Repeated trademark filings: EUIPO Board addresses ‘annoying’ practice
Managing IP is part of Legal Benchmarking Limited, 4 Bouverie Street, London, EC4Y 8AX
Copyright © Legal Benchmarking Limited and its affiliated companies 2024

Accessibility | Terms of Use | Privacy Policy | Modern Slavery Statement

Repeated trademark filings: EUIPO Board addresses ‘annoying’ practice

Sponsored by

maiwald-logo-cropped.PNG
ring-binders-aligned-2654130.jpg

Susanna Heurung of Maiwald welcomes a decision by the Board of Appeal regarding the extension of a grace period for use where the applicant’s bad faith was obvious
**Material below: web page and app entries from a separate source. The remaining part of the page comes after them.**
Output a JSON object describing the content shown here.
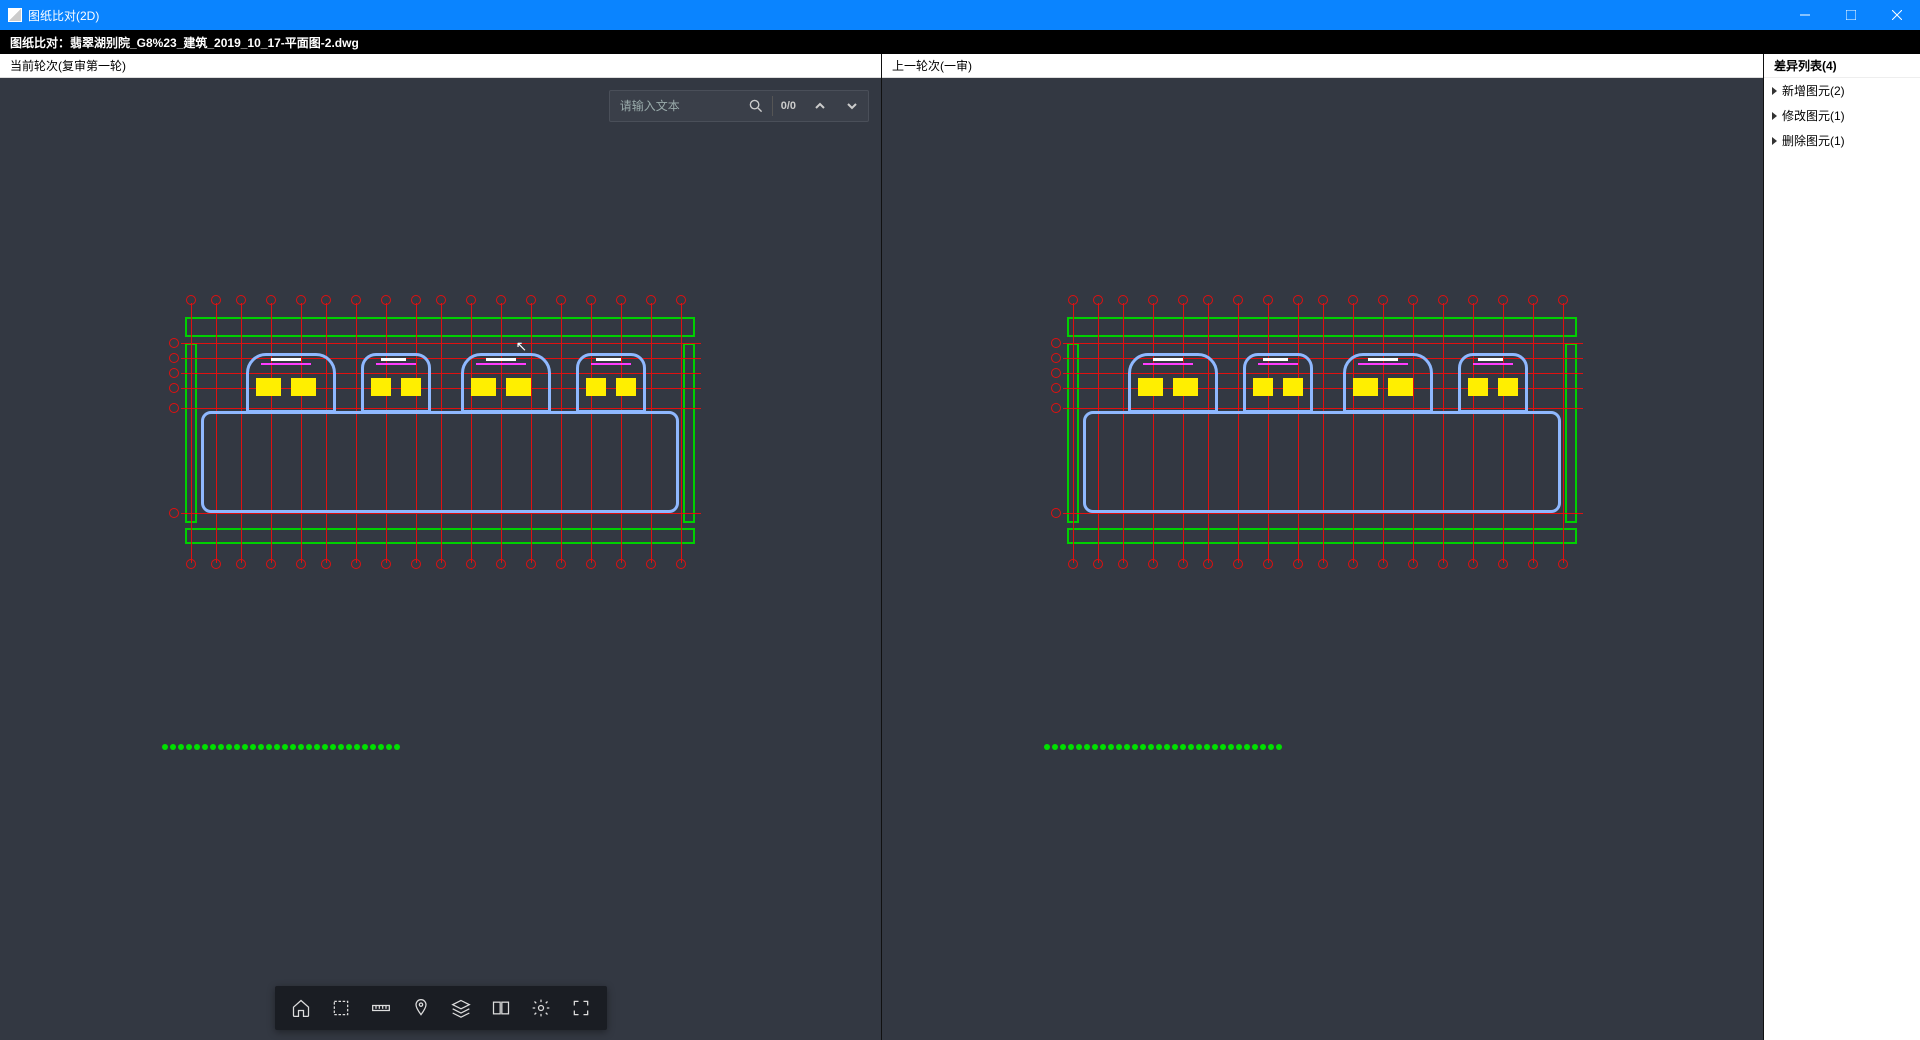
{
  "titlebar": {
    "title": "图纸比对(2D)"
  },
  "header": {
    "title": "图纸比对：翡翠湖别院_G8%23_建筑_2019_10_17-平面图-2.dwg"
  },
  "panes": {
    "left": {
      "title": "当前轮次(复审第一轮)"
    },
    "right": {
      "title": "上一轮次(一审)"
    }
  },
  "search": {
    "placeholder": "请输入文本",
    "count": "0/0"
  },
  "sidebar": {
    "title": "差异列表(4)",
    "items": [
      {
        "label": "新增图元(2)"
      },
      {
        "label": "修改图元(1)"
      },
      {
        "label": "删除图元(1)"
      }
    ]
  },
  "toolbar": {
    "home": "home-icon",
    "region": "region-select-icon",
    "measure": "ruler-icon",
    "pin": "pin-icon",
    "layers": "layers-icon",
    "compare": "compare-icon",
    "settings": "gear-icon",
    "fullscreen": "fullscreen-icon"
  }
}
The so-called grace period for use in the EU Trademark Regulation is intended to give applicants the opportunity to protect their trademark and thus an important marketing tool before the product is firmly established on the market. It is always annoying when companies take unfair advantage of this provision and reapply for their trademarks shortly before the expiry of the grace period with the recognisable sole aim of circumventing the expiry of the grace period. The EUIPO Board of Appeal (the Board) has put a stop to this in a case where bad faith was quite obvious (Wong Lo Kat, decision of December 20 2022).

The trademark application ‘Wong Lo Kat’ had been filed six days before the expiry of the grace period of an older mark by the same applicant for the same goods under the same sign. This new application was preceded by cancellation proceedings against the earlier, identical trademark of the same applicant, where, in the end, the applicant was able to prove use only for part of the claimed goods.

European Court of Justice decision provides basis for ruling

The Board drew on the principles from the Monopoly decision of the European Court of Justice of April 21 2021 and held that repeat applications are not to be considered in bad faith as a matter of principle. However, the motives for the new applications and the chronology of events have to be taken into account when assessing whether the new application has been filed in bad faith.

It is true that the burden of proof lies with the applicant. However, the applicant is in the best position to explain to the Board the strategy behind the new application and legitimate interests related thereto. However, the applicant in the case in question had not commented on this and the Board could not identify any legitimate motives.

On the contrary, the fact that the applicant had filed a new application for the trademark for all goods, although it had only been able to prove use for some of the goods in the previous cancellation proceedings, is an indication that the proprietor tried to circumvent the consequences of the use requirement by filing a new application. The fact that the new application was filed six days before the expiry of the grace period of the earlier mark also indicates bad faith. The new application was therefore cancelled.

Tackling the unjustified blocking effect of trademarks

The decision is to be welcomed. Together with the possibility of filing applications for broad terms such as software or chemical products with a very broad scope of protection without limitation to a specific industry or field of use, the extension of the grace period for use over repeated trademarks in bad faith leads to an unjustified blocking effect of trademarks, which the use requirement is supposed to avoid.

It is to be hoped that the authorities will not be too restrictive here and classify an application that is obviously filed in bad faith as such even if the list of goods of the old trademark and that of the new trademark do not match 100%. Of course, there are good reasons for refiling a trademark application. However, anyone who pursues honest intentions will not find it difficult to explain these to the EUIPO.

more from across site and ros bottom lb

More from across our site

Based on surveys covering more than 25,000 in-house lawyers, the series provides insights into what law firms must score highly on when pitching to in-house counsel
We provide a rundown of Managing IP’s news and analysis from the week, and review what’s been happening elsewhere in IP
Tony Nguyen, who returned to Fish & Richardson this month after a year travelling overseas, tells Managing IP how and why he took the plunge
Tom Treutler, who previously managed the Vietnamese office of Tilleke & Gibbins, has joined East IP
Counsel discuss upcoming AI and data privacy legislation and what they’ve learned since Chile joined the Madrid Protocol
INTA has postponed its planned Annual Meeting in Dubai, but the organisation should think carefully about whether it wants to go there at all
The firm has named its new managing director after its former Asia head resigned earlier this year
As law firms explore how best to support clients at the UPC, members of the UPCLA network believe they have found the best of both worlds
The Industry Patent Quality Charter hosted a conference in which it discussed the importance of granting high-quality patents
Julia Holden explains why, if she weren’t in IP, she would be directing and producing live English-language theatre
Gift this article